    It is sometimes desirable to chain Promises together. For instance, you might have multiple asynchronous operations to be performed.

    Sometimes? If you don’t need to do this you don’t really need promises, chaining is 50% of the point of promises.

    But, if you think you can recover from errors, you should wrap the code in the Promise() constructor callback intry…catch blocks.

    You should never use try catch block inside promise code – with promises all errors either synchronous or asynchronous end up in the same `.catch()` callbacks.

    For example:

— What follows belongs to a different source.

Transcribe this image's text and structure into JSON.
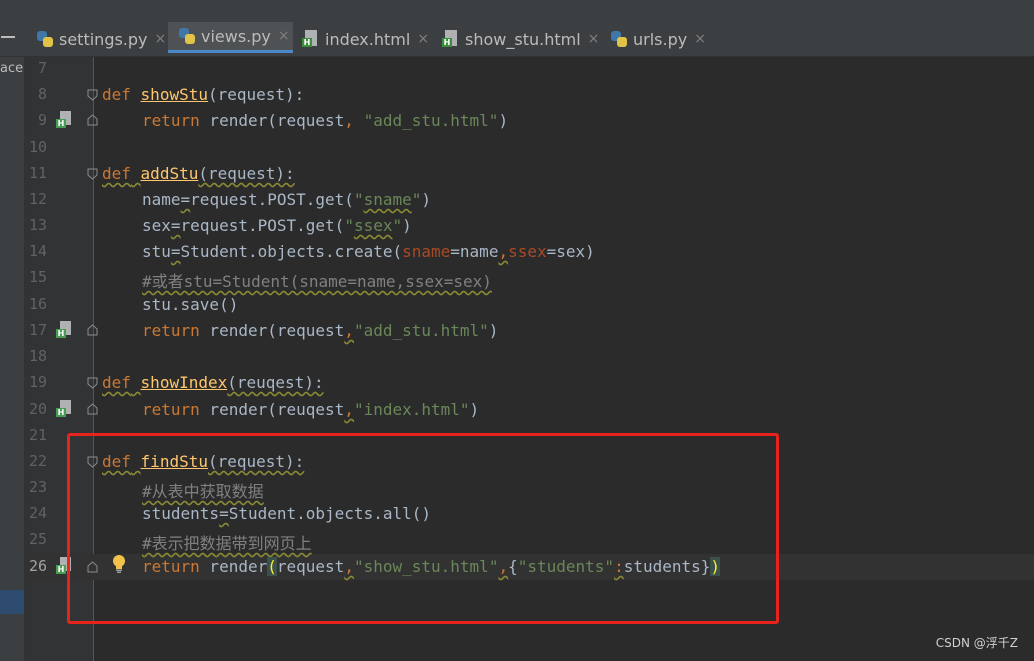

    httpget("example.com/json").then(function(response){
    var json = JSON.parse(response);
    }).catch(function(e) {

    });

    Here both, the asynchronous error from httpget and the synchronous SyntaxError from JSON.parse will end up in the same .catch() and there is no need for separate error handling tactics. You are missing the another 50% point of promises if you use try-catch

    • http://gadgeticworld.com/ Sandeep Panda

      Agree with you. I rephrased the line about try/catch.

  • Craig N.

    You are detecting if Promises is supported in the first line of code before instantiating the Promise object. However, if the browser doesn’t support Promises, a typical person’s code is unlikely to fork into a code block that doesn’t rely on Promises, otherwise there’s no point in using Promises in the first place if you have code that can work without Promises!

    • http://www.earwicker.com Daniel Earwicker

      More likely that you would pull in a library that adds window.Promises if none already exists.

  • Jingqi Xie

    What would “this” mean in the callback of a promise?

    • http://gadgeticworld.com/ Sandeep Panda

      Inside the Promise constructor callback ‘this’ refers to Window object. If you have downloaded the Plunkr example, try console.log(this) inside the callback and check what it prints!

      • Jingqi Xie

        Thanks :)

  • andrewstrader

    Fortunately, there’s no need to wait for “window.Promise” to become widely available or polyfilled, because it’s just a pattern for an abstract interface. As long as you provide a chainable “then” method that takes two callbacks, it doesn’t matter how you construct the promise or what internal mechanics you use to resolve or reject it.